O2 Xphone IIm
- Size, weight and form factor
- The size of the five-way navigation joystick
This model is essentially the same as the Xphone II, with only a few improvements.
Price$ 649.00 (AUD)
The O2 Xphone IIm retains all of the features of its predecessor (the Xphone II) while adding a new case, dedicated multimedia buttons and a newer version of Windows Media Player.
The first major difference in the IIm is the new silver and white casing, replacing the black and silver of the older model. Like the Xphone II, the IIm comes with a Home key and a Back key, but new menu select buttons are also provided below the display. In addition, an Internet Explorer button sits just above the keypad, along with three new buttons for use with Windows Media Player. One small issue is the five-way joystick on the IIm, which is slightly smaller and not as sensitive as the Xphone II.
The specifications of the Xphone IIm are almost identical to the Xphone II; the new model is slightly larger and heavier. The 2.2" TFT LCD screen size and resolution remain the same, as does the Texas Instruments 195MHz processor and 32MB of installed memory (with 64MB flash ROM). A miniSD slot is provided, but the phone needs to be switched off and battery removed in order to get to it.
The IIm ships with the same software bundle as the Xphone II, running Microsoft Windows Mobile 2003 Second Edition with Pocket Outlook installed. It supports SMS, MMS, and Internet Explorer Web browsing. The IIm also comes with Windows Media Player 10, meaning that content with encoded with digital rights management (DRM) can now be downloaded and played on the phone. The IIm also has a VGA camera and, somewhat disappointingly, O2 has persisted with the 2.5mm headphone jack.
As a standalone tri-band smartphone, the Xphone IIm is good value at $649 and will meet the needs of consumers who want basic PDA functions on their phones. Apart from the casing, colour, support for USB 2.0 and dedicated multimedia buttons, however, there is not much to differentiate the IIm from its predecessor.
Struggling for Christmas presents this year?

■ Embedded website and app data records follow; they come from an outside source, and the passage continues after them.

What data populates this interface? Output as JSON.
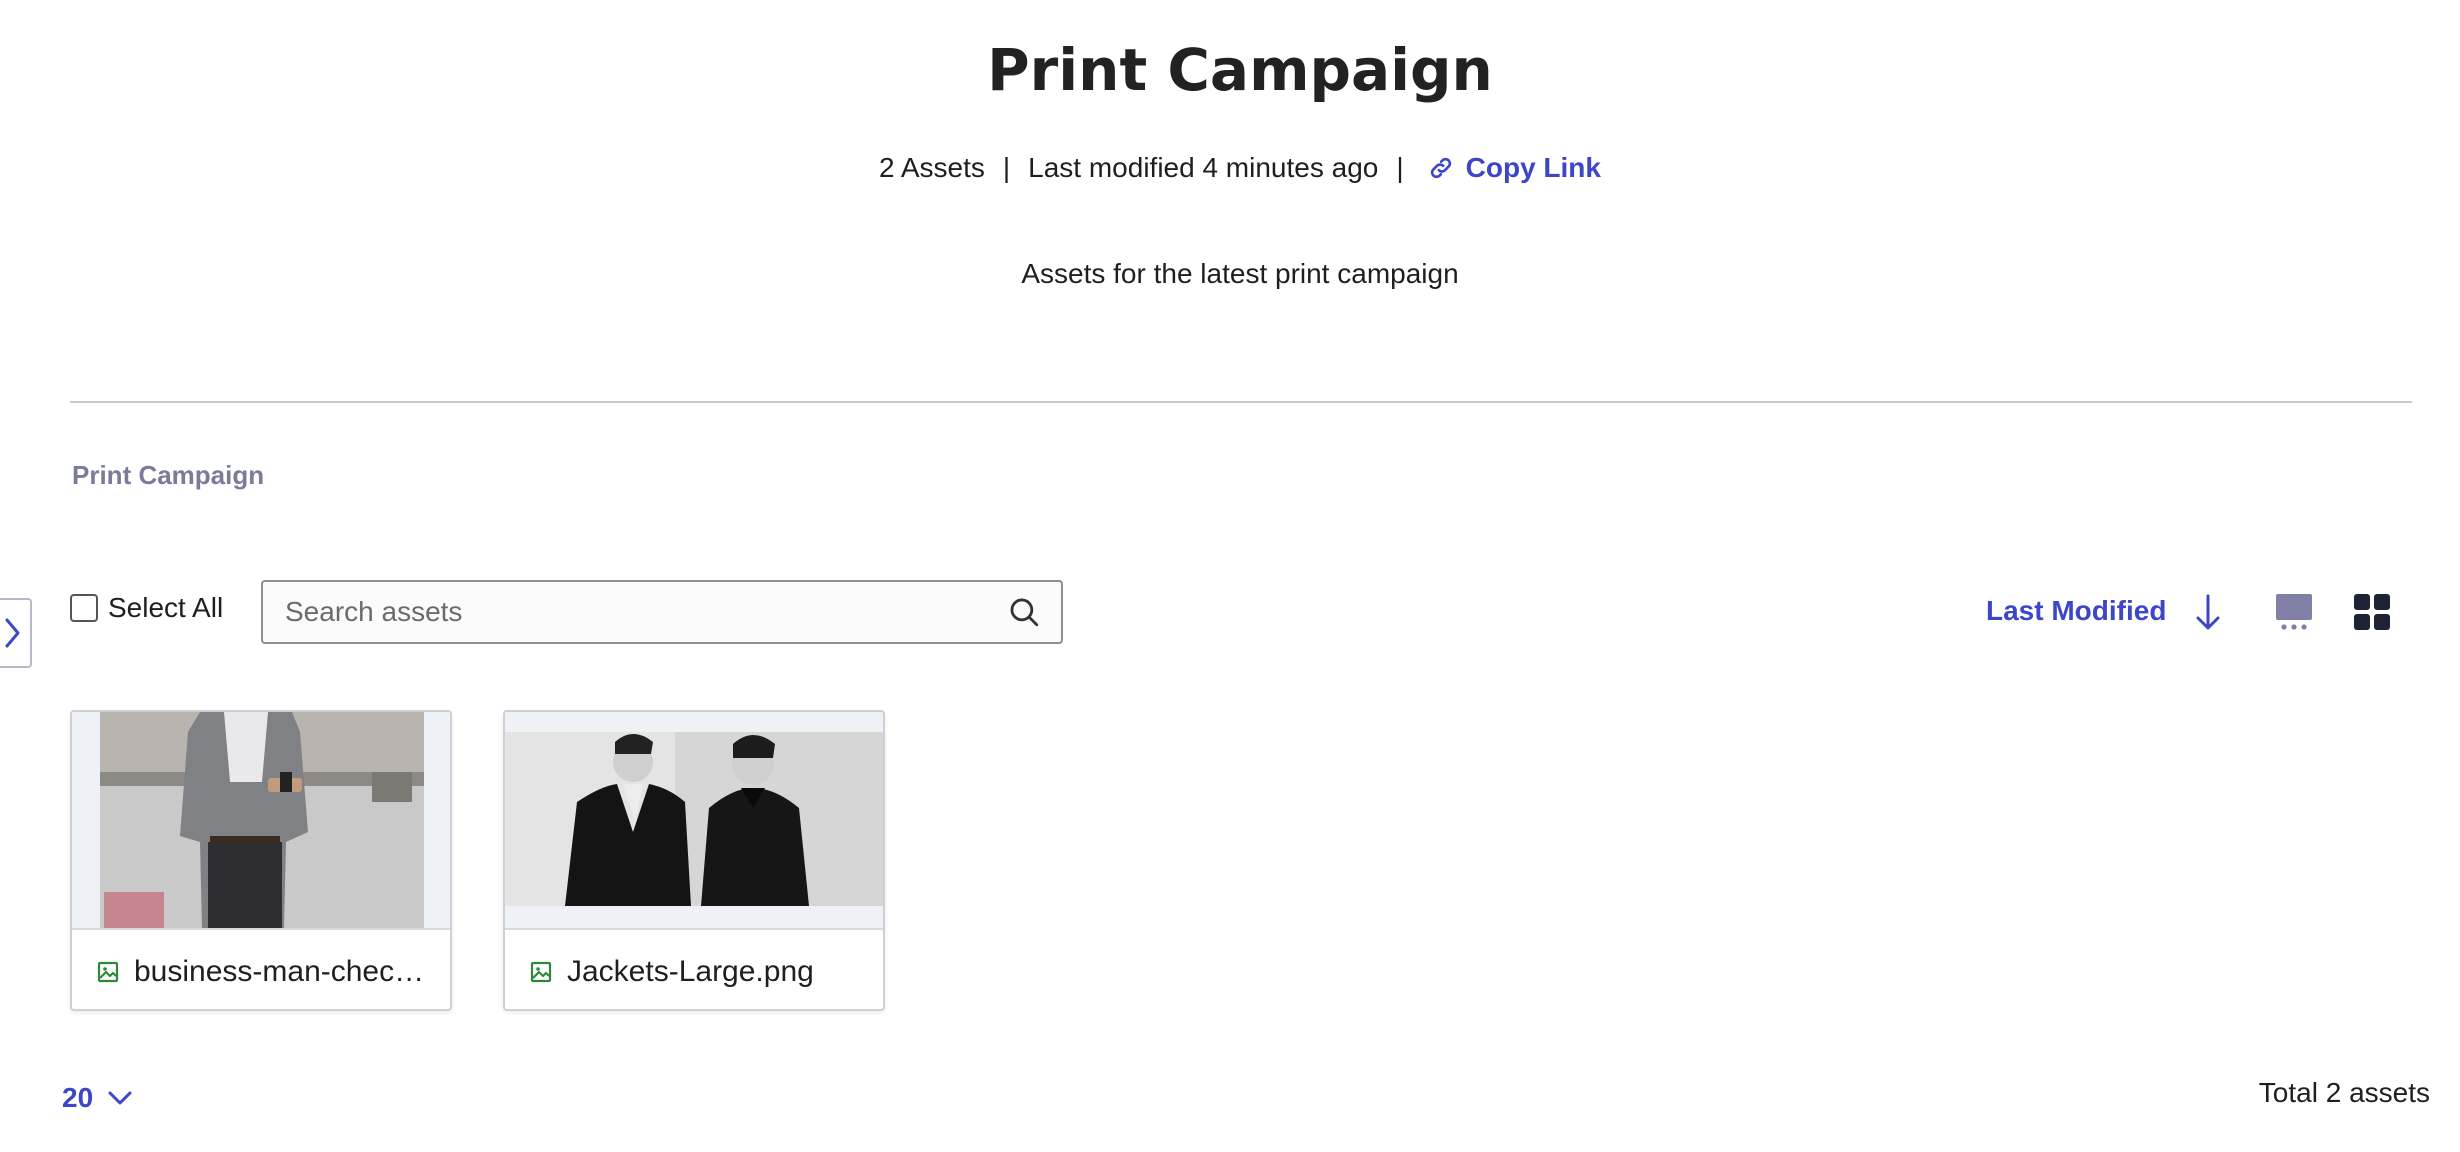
{
  "header": {
    "title": "Print Campaign",
    "asset_count": "2 Assets",
    "separator": "|",
    "last_modified": "Last modified 4 minutes ago",
    "copy_link": "Copy Link",
    "description": "Assets for the latest print campaign"
  },
  "breadcrumb": "Print Campaign",
  "toolbar": {
    "select_all": "Select All",
    "search_placeholder": "Search assets",
    "sort_label": "Last Modified",
    "sort_direction": "descending"
  },
  "assets": [
    {
      "name": "business-man-checks...",
      "type": "image"
    },
    {
      "name": "Jackets-Large.png",
      "type": "image"
    }
  ],
  "footer": {
    "page_size": "20",
    "total": "Total 2 assets"
  },
  "colors": {
    "accent": "#3d45c9",
    "muted_heading": "#7a7a9a",
    "image_icon": "#2e8a3a"
  }
}
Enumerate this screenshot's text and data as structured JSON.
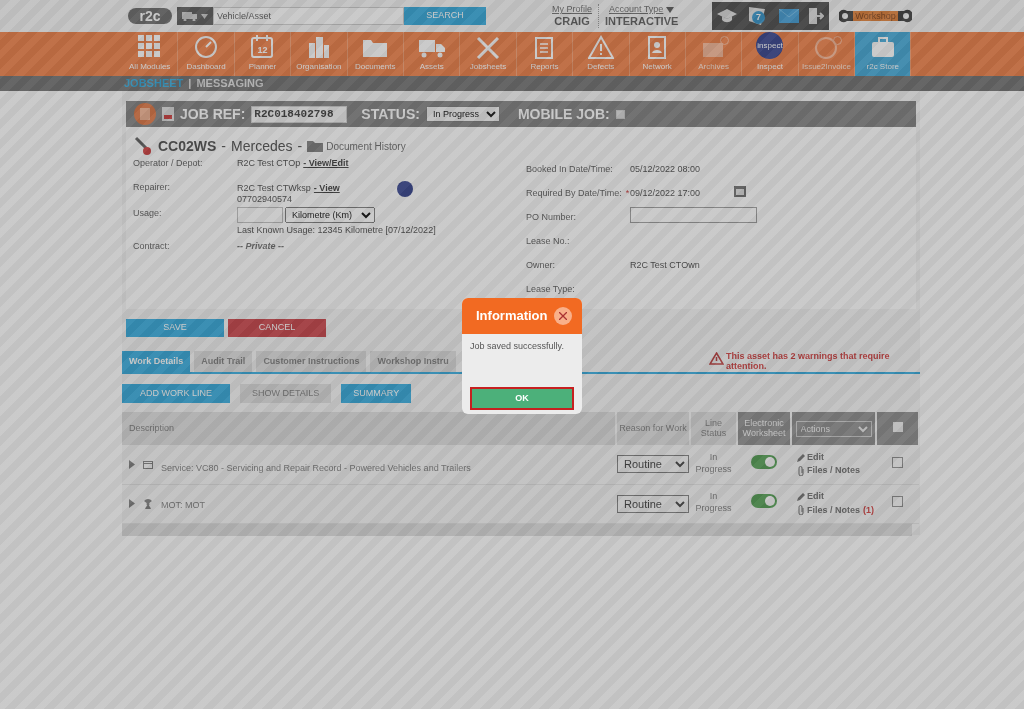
{
  "header": {
    "logo": "r2c",
    "search": {
      "placeholder": "Vehicle/Asset",
      "button": "SEARCH"
    },
    "profile": {
      "link": "My Profile",
      "name": "CRAIG"
    },
    "account": {
      "link": "Account Type",
      "value": "INTERACTIVE"
    },
    "notifications": "7",
    "workshop": "Workshop"
  },
  "modules": [
    {
      "label": "All Modules",
      "selected": false,
      "locked": false
    },
    {
      "label": "Dashboard",
      "selected": false,
      "locked": false
    },
    {
      "label": "Planner",
      "selected": false,
      "locked": false,
      "badge_text": "12"
    },
    {
      "label": "Organisation",
      "selected": false,
      "locked": false
    },
    {
      "label": "Documents",
      "selected": false,
      "locked": false
    },
    {
      "label": "Assets",
      "selected": false,
      "locked": false
    },
    {
      "label": "Jobsheets",
      "selected": false,
      "locked": false
    },
    {
      "label": "Reports",
      "selected": false,
      "locked": false
    },
    {
      "label": "Defects",
      "selected": false,
      "locked": false
    },
    {
      "label": "Network",
      "selected": false,
      "locked": false
    },
    {
      "label": "Archives",
      "selected": false,
      "locked": true
    },
    {
      "label": "Inspect",
      "selected": false,
      "locked": false,
      "badge_text": "inspect"
    },
    {
      "label": "Issue2Invoice",
      "selected": false,
      "locked": true
    },
    {
      "label": "r2c Store",
      "selected": true,
      "locked": false
    }
  ],
  "subnav_separator": "|",
  "subnav": [
    {
      "label": "JOBSHEET",
      "selected": true
    },
    {
      "label": "MESSAGING",
      "selected": false
    }
  ],
  "job_bar": {
    "ref_label": "JOB REF:",
    "ref": "R2C018402798",
    "status_label": "STATUS:",
    "status": "In Progress",
    "mobile_label": "MOBILE JOB:",
    "mobile_checked": false
  },
  "vehicle": {
    "reg": "CC02WS",
    "separator": "-",
    "make": "Mercedes",
    "separator_2": "-",
    "document_history": "Document History"
  },
  "left_fields": [
    {
      "kind": "text",
      "label": "Operator / Depot:",
      "value": "R2C Test CTOp",
      "link": "- View/Edit"
    },
    {
      "kind": "text",
      "label": "Repairer:",
      "value": "R2C Test CTWksp",
      "link": "- View",
      "sub": "07702940574",
      "badge": true
    },
    {
      "kind": "usage",
      "label": "Usage:",
      "unit": "Kilometre (Km)",
      "note": "Last Known Usage: 12345 Kilometre [07/12/2022]"
    },
    {
      "kind": "private",
      "label": "Contract:",
      "value": "-- Private --"
    }
  ],
  "right_fields": [
    {
      "kind": "text",
      "label": "Booked In Date/Time:",
      "value": "05/12/2022 08:00"
    },
    {
      "kind": "date",
      "label": "Required By Date/Time:",
      "required_mark": "*",
      "value": "09/12/2022 17:00"
    },
    {
      "kind": "input",
      "label": "PO Number:"
    },
    {
      "kind": "text",
      "label": "Lease No.:"
    },
    {
      "kind": "text",
      "label": "Owner:",
      "value": "R2C Test CTOwn"
    },
    {
      "kind": "text",
      "label": "Lease Type:"
    }
  ],
  "form_buttons": [
    {
      "label": "SAVE",
      "kind": "primary"
    },
    {
      "label": "CANCEL",
      "kind": "danger"
    }
  ],
  "tabs": [
    {
      "label": "Work Details",
      "selected": true
    },
    {
      "label": "Audit Trail",
      "selected": false
    },
    {
      "label": "Customer Instructions",
      "selected": false
    },
    {
      "label": "Workshop Instru",
      "selected": false
    }
  ],
  "warning": "This asset has 2 warnings that require attention.",
  "work_buttons": [
    {
      "label": "ADD WORK LINE",
      "kind": "primary"
    },
    {
      "label": "SHOW DETAILS",
      "kind": "plain"
    },
    {
      "label": "SUMMARY",
      "kind": "primary"
    }
  ],
  "table": {
    "columns": {
      "description": "Description",
      "reason": "Reason for Work",
      "status": "Line Status",
      "worksheet": "Electronic Worksheet",
      "actions": "Actions",
      "select_all_checked": false
    },
    "rows": [
      {
        "kind": "service",
        "description": "Service: VC80 - Servicing and Repair Record - Powered Vehicles and Trailers",
        "reason": "Routine",
        "status": "In Progress",
        "worksheet_on": true,
        "edit": "Edit",
        "files": "Files / Notes",
        "checked": false
      },
      {
        "kind": "mot",
        "description": "MOT: MOT",
        "reason": "Routine",
        "status": "In Progress",
        "worksheet_on": true,
        "edit": "Edit",
        "files": "Files / Notes",
        "files_count": "(1)",
        "checked": false
      }
    ]
  },
  "modal": {
    "title": "Information",
    "message": "Job saved successfully.",
    "ok": "OK",
    "ok_focused": true
  }
}
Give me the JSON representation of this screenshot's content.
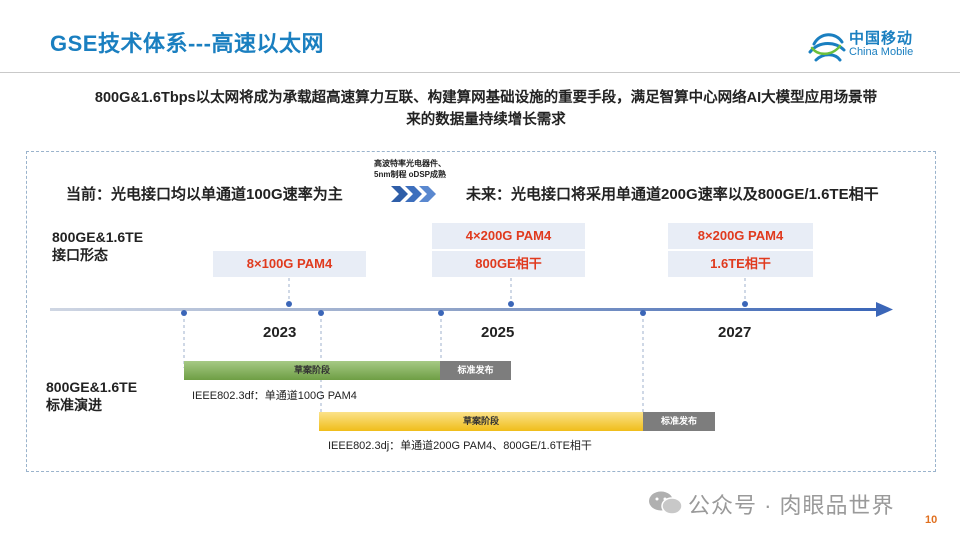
{
  "header": {
    "title": "GSE技术体系---高速以太网",
    "logo_cn": "中国移动",
    "logo_en": "China Mobile"
  },
  "intro": {
    "line1": "800G&1.6Tbps以太网将成为承载超高速算力互联、构建算网基础设施的重要手段，满足智算中心网络AI大模型应用场景带",
    "line2": "来的数据量持续增长需求"
  },
  "transition": {
    "note_line1": "高波特率光电器件、",
    "note_line2": "5nm制程 oDSP成熟",
    "current": "当前：光电接口均以单通道100G速率为主",
    "future": "未来：光电接口将采用单通道200G速率以及800GE/1.6TE相干"
  },
  "interface_row": {
    "label_line1": "800GE&1.6TE",
    "label_line2": "接口形态",
    "pill_2023": "8×100G PAM4",
    "pill_2025_top": "4×200G PAM4",
    "pill_2025_bottom": "800GE相干",
    "pill_2027_top": "8×200G PAM4",
    "pill_2027_bottom": "1.6TE相干"
  },
  "timeline": {
    "year_2023": "2023",
    "year_2025": "2025",
    "year_2027": "2027"
  },
  "standards_row": {
    "label_line1": "800GE&1.6TE",
    "label_line2": "标准演进",
    "df_draft": "草案阶段",
    "df_release": "标准发布",
    "df_caption": "IEEE802.3df：单通道100G PAM4",
    "dj_draft": "草案阶段",
    "dj_release": "标准发布",
    "dj_caption": "IEEE802.3dj：单通道200G PAM4、800GE/1.6TE相干"
  },
  "footer": {
    "watermark": "公众号 · 肉眼品世界",
    "page": "10"
  },
  "colors": {
    "title_blue": "#1a7fc0",
    "pill_text_red": "#e03a1e",
    "pill_bg": "#e8edf6",
    "timeline_blue": "#3b66b8",
    "green_draft": "#7aa94e",
    "yellow_draft": "#f0c52a",
    "release_gray": "#7d7d7d"
  }
}
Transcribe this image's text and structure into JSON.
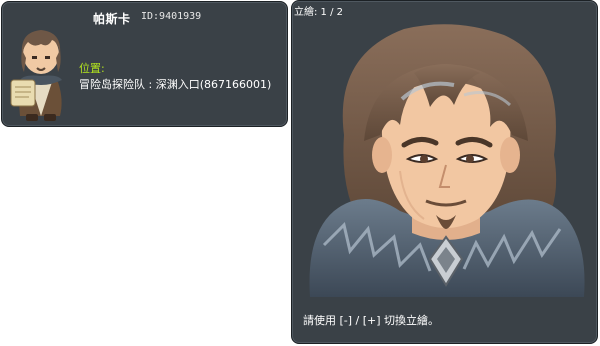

Check out our Christmas Gift Guide for some top tech suggestions and more.
Join the Good Gear Guide newsletter!
Most Popular Reviews
- 1 Sony Xperia Z3 review: The no-frills flagship
- 2 Samsung's Galaxy Alpha review: A peek into the Galaxy S6
- 3 Samsung Galaxy Note 4 review: The busiest, biggest and best Samsung phablet
- 4 Aldi's $279 Bauhn Sphere review: Disappointing
- 5 Nokia Lumia 735 review: Perfectly ordinary
Best Deals on GoodGearGuide
Latest News Articles
- MIT unifies Web development in a single, speedy new language
- Google, Microsoft, Sony make 'The Interview' available online
- Experts: FCC will adopt net neutrality rules in early 2015
- Romanian version of EU cybersecurity directive allows warrantless access to data
- Rackspace DNS recovers after DDoS brings system down
GGG Evaluation Team
First impression on unpacking the Q702 test unit was the solid feel and clean, minimalist styling.
For work use, Microsoft Word and Excel programs pre-installed on the device are adequate for preparing short documents.
The Fujitsu LifeBook UH574 allowed for great mobility without being obnoxiously heavy or clunky. Its twelve hours of battery life did not disappoint.
The screen was particularly good. It is bright and visible from most angles, however heat is an issue, particularly around the Windows button on the front, and on the back where the battery housing is located.
My first impression after unboxing the Q702 is that it is a nice looking unit. Styling is somewhat minimalist but very effective. The tablet part, once detached, has a nice weight, and no buttons or switches are located in awkward or intrusive positions.